Nickelback's new album brings with it the first major sonic change since signing with EMI and Roadrunner Records (with the possible exception of "The State"), largely due to influential producer "Mutt" Lange coming out of his "rock-music-scene retirement" of 8 years and putting his two-cent's worth (and those are two HUGE pennies) in on the record.
Well known for his uncanny ability to transform a stagnant band or artist into an overnight success, Lange helped save bands like Foreigner and Heart...not to mention what he did for AC/DC and Def Leppard.
While Nickelback frontman Chad Kroeger still co-produced on Dark Horse, you knew things would change because with Lange, there is only one right way to do things. Obviously, with the huge success the band has had under Kroeger's leadership and production, especially with 2005's "All The Right Reasons" still going strong after selling millions, this wasn't a "save" situation...just a great opportunity for Kroeger and company to work with a legend.
The result is sort of a "Nickelback meets the 80's" record, and the best way to describe the sound is BIG, FAT and THICK...with little dynamic range...and guitars and drums being priorities. If you're a fan of 80's hard rock in the vein of AC/DC and Def Leppard, read no furthur...you'll love this album.
However, if you're like me and prefer the more natural sound of Kroeger's previous efforts, you may have an issue or two with this record. This sounds a little too manufactured and processed for my tastes. Lange's influence is all over this album, including how the songs themselves come across. He's definitely made this into an arena rock record filled with hard rock/heavy-metal type anthems...as a whole it sounds like one major jam session with all dials on ten (except for some of the always-included, mid-tempo Adult Contemporary ballads).
Multi-layered background vocal chants and special effects are everywhere, and my biggest beef is with the drum sounds...Lange's trademark electronic-hybrid snare drum sounds are way over-the-top for me. If I wished to hear this type of production today, I'd rather dust off my old Def Leppard and AC/DC tapes and listen to those...I don't need to hear it on a 2008 Nickelback record.
That being said, some of the songs aren't half-bad..."Dark Horse" gets off to a fast start with the incessantly infectious "Something In Your Mouth"...based on a repeated, extremely catchy guitar riff that once in your head, is there to stay. "Gotta Be Somebody" is one of Nickelback's best mid-tempo AC tunes in a while, and "I'd Come For You" is similar, though slower-paced. Interestingly, "Mutt" Lange's production style doesn't seem to hurt the power ballads...they may have actually benefited from the change.

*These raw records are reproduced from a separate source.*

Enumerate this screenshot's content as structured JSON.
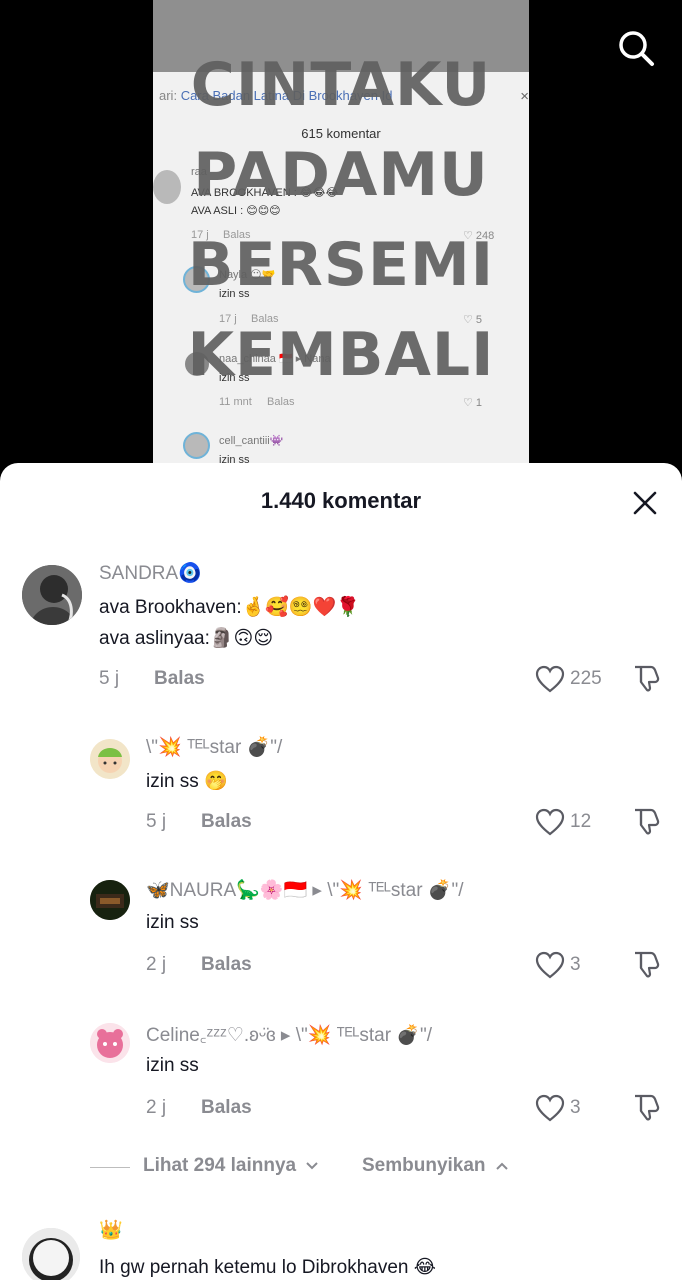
{
  "video": {
    "overlay_lines": [
      "CINTAKU",
      "PADAMU",
      "BERSEMI",
      "KEMBALI"
    ],
    "embedded": {
      "search_prefix": "ari:",
      "search_query": "Cara Badan Latina Di Brookhaven Id",
      "search_close": "×",
      "count": "615 komentar",
      "comments": [
        {
          "user": "raa",
          "lines": [
            "AVA BROOKHAVEN : 😂😂😂",
            "AVA ASLI : 😊😊😊"
          ],
          "time": "17 j",
          "reply": "Balas",
          "likes": "248"
        },
        {
          "user": "Nayla 😶🤝",
          "lines": [
            "izin ss"
          ],
          "time": "17 j",
          "reply": "Balas",
          "likes": "5"
        },
        {
          "user": "naa_chinaa 🇮🇩 ▸ Nana",
          "lines": [
            "izin ss"
          ],
          "time": "11 mnt",
          "reply": "Balas",
          "likes": "1"
        },
        {
          "user": "cell_cantiii👾",
          "lines": [
            "izin ss"
          ]
        }
      ]
    }
  },
  "sheet": {
    "title": "1.440 komentar",
    "comments": [
      {
        "user": "SANDRA🧿",
        "lines": [
          "ava Brookhaven:🤞🥰😵‍💫❤️🌹",
          "ava aslinyaa:🗿🙃😌"
        ],
        "time": "5 j",
        "reply": "Balas",
        "likes": "225"
      },
      {
        "user": "\\\"💥 ᵀᴱᴸstar 💣\"/",
        "lines": [
          "izin ss 🤭"
        ],
        "time": "5 j",
        "reply": "Balas",
        "likes": "12"
      },
      {
        "user": "🦋NAURA🦕🌸🇮🇩 ▸ \\\"💥 ᵀᴱᴸstar 💣\"/",
        "lines": [
          "izin ss"
        ],
        "time": "2 j",
        "reply": "Balas",
        "likes": "3"
      },
      {
        "user": "Celine꜀ᶻᶻᶻ♡.ʚᵕ̈ɞ ▸ \\\"💥 ᵀᴱᴸstar 💣\"/",
        "lines": [
          "izin ss"
        ],
        "time": "2 j",
        "reply": "Balas",
        "likes": "3"
      },
      {
        "user": "👑",
        "lines": [
          "Ih gw pernah ketemu lo Dibrokhaven 😂"
        ]
      }
    ],
    "view_more": "Lihat 294 lainnya",
    "hide": "Sembunyikan"
  },
  "colors": {
    "accent_gray": "#8a8b91",
    "text": "#161823",
    "sheet_bg": "#ffffff",
    "video_bg": "#000000"
  },
  "icons": [
    "search-icon",
    "close-icon",
    "heart-icon",
    "dislike-icon",
    "chevron-down-icon",
    "chevron-up-icon"
  ]
}
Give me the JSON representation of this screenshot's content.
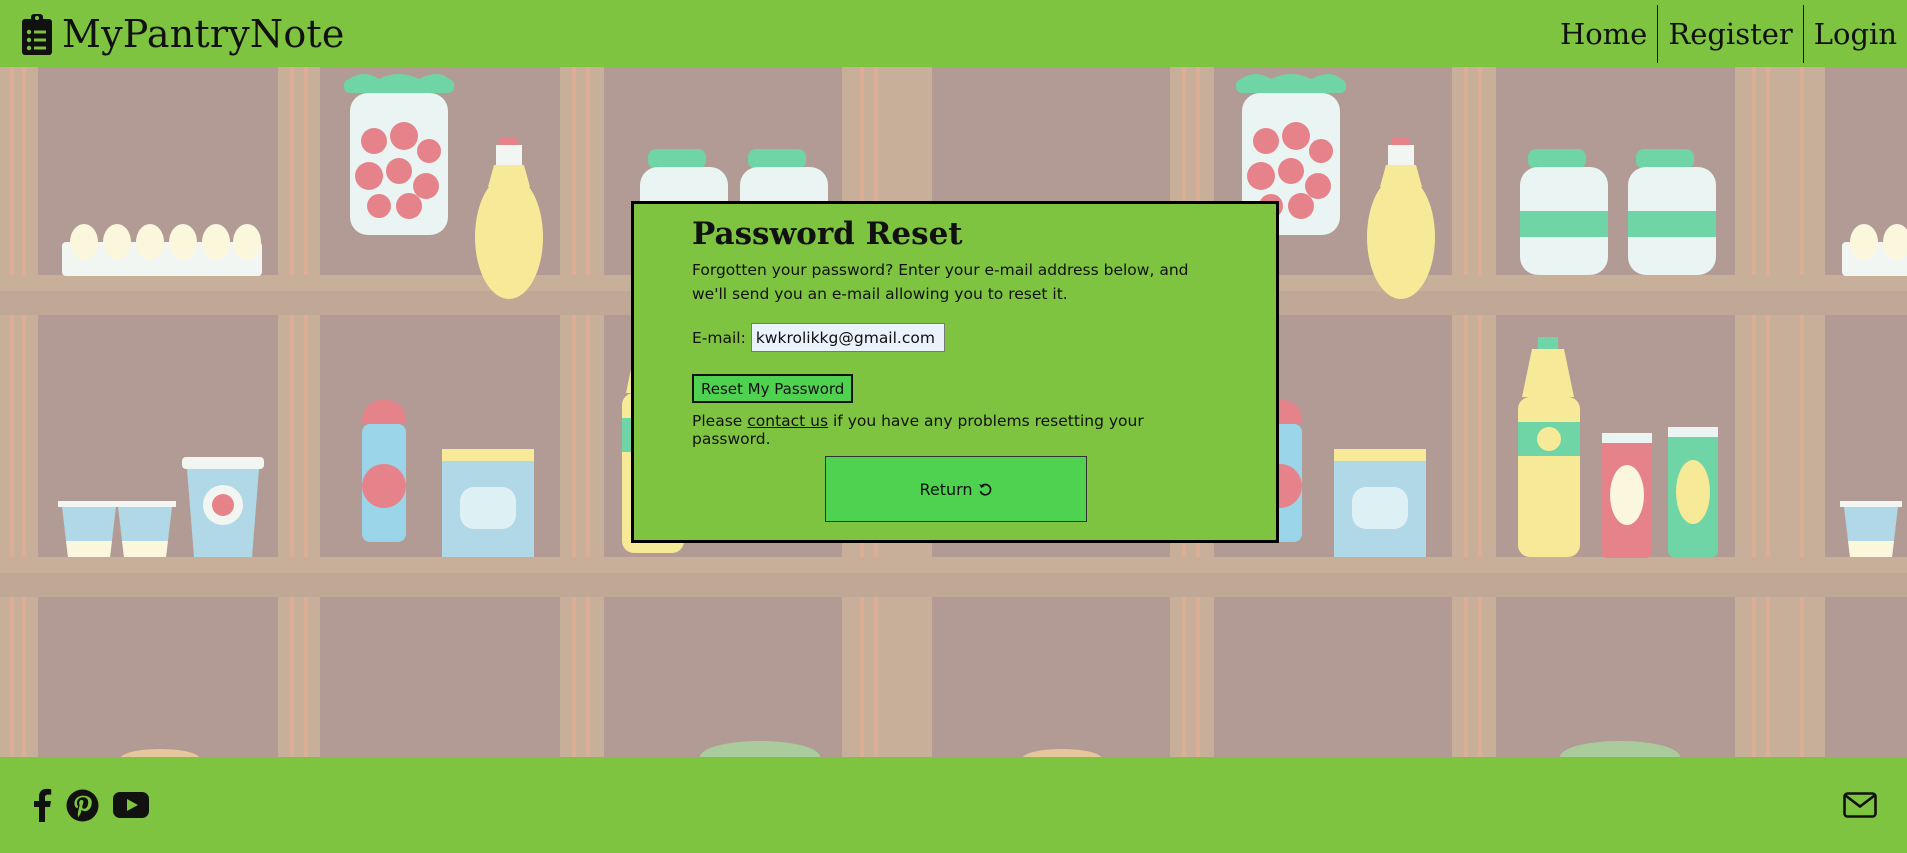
{
  "header": {
    "brand": "MyPantryNote",
    "brand_icon": "clipboard-list-icon",
    "nav": [
      {
        "label": "Home"
      },
      {
        "label": "Register"
      },
      {
        "label": "Login"
      }
    ]
  },
  "modal": {
    "title": "Password Reset",
    "description": "Forgotten your password? Enter your e-mail address below, and we'll send you an e-mail allowing you to reset it.",
    "email_label": "E-mail:",
    "email_value": "kwkrolikkg@gmail.com",
    "reset_button": "Reset My Password",
    "contact_prefix": "Please ",
    "contact_link": "contact us",
    "contact_suffix": " if you have any problems resetting your password.",
    "return_button": "Return",
    "return_icon": "rotate-left-icon"
  },
  "footer": {
    "social_icons": [
      "facebook-icon",
      "pinterest-icon",
      "youtube-icon"
    ],
    "mail_icon": "envelope-icon"
  },
  "colors": {
    "header_footer": "#7ec440",
    "button_green": "#4fd24f",
    "pantry_wall": "#a88e86",
    "shelf": "#c0a48c"
  }
}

But when the heavy, straight-forward rock songs come back in, the over-production ruins it for me...on "Next Go Round", the transducer vocal processor makes Chad sound as if he's singing through a cardboard paper-towel roll tube connected to a distortion pedal... at least the chorus is hot and catchy. The top half of the lineup is strongest, and after another solid power ballad "Never Be Alone", "Dark Horse" begins to fade down the stretch in terms of song quality, and limps to the closer, "This Afternoon". This country-flavored tune doesn't seem to fit with the rest of the collection, and it has a chorus that sounds like it was copied and pasted from a Def Leppard album.
All in all, the record has its moments, and the average listener won't be bothered by the loss of a natural, "real"-sounding character, and may actually come away quite impressed by the stacked, multiple-overdubbed, super-polished production.
I think Nickelback was doing just fine under Kroeger's direction, and it begs the question, "Why fix what ain't broke?" For me, the new sound leaves a lot to be desired, and in the end, "Dark Horse" fails to finish.